#### [REQUIRED WORK]
Read through the data, and wherever a line holds the word "image", write that line out.
• • •
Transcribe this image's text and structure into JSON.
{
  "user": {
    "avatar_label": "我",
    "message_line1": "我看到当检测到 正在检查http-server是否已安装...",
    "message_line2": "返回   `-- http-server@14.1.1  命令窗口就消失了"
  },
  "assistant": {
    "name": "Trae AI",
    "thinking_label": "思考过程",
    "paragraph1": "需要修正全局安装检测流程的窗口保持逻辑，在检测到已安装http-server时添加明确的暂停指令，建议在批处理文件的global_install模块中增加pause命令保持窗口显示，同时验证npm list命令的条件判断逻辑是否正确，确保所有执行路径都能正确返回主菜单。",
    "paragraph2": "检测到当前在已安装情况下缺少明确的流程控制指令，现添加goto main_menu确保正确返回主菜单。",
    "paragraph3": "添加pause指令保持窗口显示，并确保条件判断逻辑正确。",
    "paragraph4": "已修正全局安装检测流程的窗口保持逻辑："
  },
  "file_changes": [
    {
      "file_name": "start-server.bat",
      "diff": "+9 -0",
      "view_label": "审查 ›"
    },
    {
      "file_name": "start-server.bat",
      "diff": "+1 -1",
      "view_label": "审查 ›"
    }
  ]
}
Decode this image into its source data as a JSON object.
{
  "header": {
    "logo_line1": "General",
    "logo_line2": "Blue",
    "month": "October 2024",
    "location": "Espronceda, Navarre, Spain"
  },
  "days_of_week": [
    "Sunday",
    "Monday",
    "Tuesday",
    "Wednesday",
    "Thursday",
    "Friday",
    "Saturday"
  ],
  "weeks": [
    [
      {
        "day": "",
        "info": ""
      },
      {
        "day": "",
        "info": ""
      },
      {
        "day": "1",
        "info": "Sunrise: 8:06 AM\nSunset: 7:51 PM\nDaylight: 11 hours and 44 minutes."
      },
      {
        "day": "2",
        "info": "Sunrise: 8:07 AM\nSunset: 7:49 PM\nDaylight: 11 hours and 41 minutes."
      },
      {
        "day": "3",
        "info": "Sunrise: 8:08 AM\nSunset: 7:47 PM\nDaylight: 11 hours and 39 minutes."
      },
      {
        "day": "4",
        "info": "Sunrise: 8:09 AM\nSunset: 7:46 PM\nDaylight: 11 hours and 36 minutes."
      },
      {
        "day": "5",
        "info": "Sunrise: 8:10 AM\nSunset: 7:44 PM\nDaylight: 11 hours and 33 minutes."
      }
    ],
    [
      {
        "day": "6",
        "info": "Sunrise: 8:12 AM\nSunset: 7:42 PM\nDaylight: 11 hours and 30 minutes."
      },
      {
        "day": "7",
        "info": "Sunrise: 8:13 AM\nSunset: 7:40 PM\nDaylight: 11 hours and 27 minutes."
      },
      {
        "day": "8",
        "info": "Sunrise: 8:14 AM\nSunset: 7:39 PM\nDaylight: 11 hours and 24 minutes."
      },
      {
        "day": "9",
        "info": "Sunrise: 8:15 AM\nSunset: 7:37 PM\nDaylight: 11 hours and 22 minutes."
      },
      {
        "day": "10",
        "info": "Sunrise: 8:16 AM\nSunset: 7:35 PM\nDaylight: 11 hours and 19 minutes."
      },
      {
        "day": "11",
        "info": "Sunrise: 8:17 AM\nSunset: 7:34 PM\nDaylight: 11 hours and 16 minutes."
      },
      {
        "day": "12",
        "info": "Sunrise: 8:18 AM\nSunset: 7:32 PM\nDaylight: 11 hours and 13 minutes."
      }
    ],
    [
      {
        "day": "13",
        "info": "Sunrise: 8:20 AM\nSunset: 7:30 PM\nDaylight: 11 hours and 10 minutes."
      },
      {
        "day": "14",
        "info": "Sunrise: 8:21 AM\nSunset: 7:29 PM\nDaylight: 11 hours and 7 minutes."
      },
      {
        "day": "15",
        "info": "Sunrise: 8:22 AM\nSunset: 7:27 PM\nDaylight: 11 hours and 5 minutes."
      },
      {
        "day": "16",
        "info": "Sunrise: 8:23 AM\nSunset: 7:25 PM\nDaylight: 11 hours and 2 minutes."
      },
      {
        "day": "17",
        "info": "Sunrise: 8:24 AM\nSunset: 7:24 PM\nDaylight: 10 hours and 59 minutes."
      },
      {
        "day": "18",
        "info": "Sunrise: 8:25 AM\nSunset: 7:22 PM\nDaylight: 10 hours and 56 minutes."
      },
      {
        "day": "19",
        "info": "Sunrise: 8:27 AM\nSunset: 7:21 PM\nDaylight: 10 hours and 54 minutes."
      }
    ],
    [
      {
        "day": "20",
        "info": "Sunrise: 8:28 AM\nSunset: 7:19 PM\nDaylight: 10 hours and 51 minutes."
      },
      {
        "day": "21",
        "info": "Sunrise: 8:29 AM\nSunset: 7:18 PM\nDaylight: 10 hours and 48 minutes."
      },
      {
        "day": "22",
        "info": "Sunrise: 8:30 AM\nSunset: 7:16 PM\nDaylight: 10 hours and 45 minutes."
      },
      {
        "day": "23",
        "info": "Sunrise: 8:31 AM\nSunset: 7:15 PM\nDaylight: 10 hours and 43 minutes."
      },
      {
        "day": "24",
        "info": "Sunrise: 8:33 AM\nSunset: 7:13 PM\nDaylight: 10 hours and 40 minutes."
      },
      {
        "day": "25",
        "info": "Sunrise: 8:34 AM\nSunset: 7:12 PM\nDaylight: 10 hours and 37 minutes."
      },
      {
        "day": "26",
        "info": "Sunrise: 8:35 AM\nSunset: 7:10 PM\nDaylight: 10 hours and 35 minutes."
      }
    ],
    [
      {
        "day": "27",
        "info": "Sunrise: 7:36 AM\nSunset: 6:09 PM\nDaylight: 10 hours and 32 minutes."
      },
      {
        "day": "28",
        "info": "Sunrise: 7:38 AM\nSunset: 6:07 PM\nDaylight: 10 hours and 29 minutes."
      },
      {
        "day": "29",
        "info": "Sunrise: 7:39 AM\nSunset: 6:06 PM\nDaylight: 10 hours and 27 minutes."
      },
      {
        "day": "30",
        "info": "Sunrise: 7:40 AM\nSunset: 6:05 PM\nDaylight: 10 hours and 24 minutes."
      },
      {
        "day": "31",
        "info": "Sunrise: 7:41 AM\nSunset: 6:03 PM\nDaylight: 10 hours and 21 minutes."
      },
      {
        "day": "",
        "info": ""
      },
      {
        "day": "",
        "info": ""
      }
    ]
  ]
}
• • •
#### [WORKED SOLUTION]
Transcribe this image's text and structure into JSON.
Decode this image into its source data as a JSON object.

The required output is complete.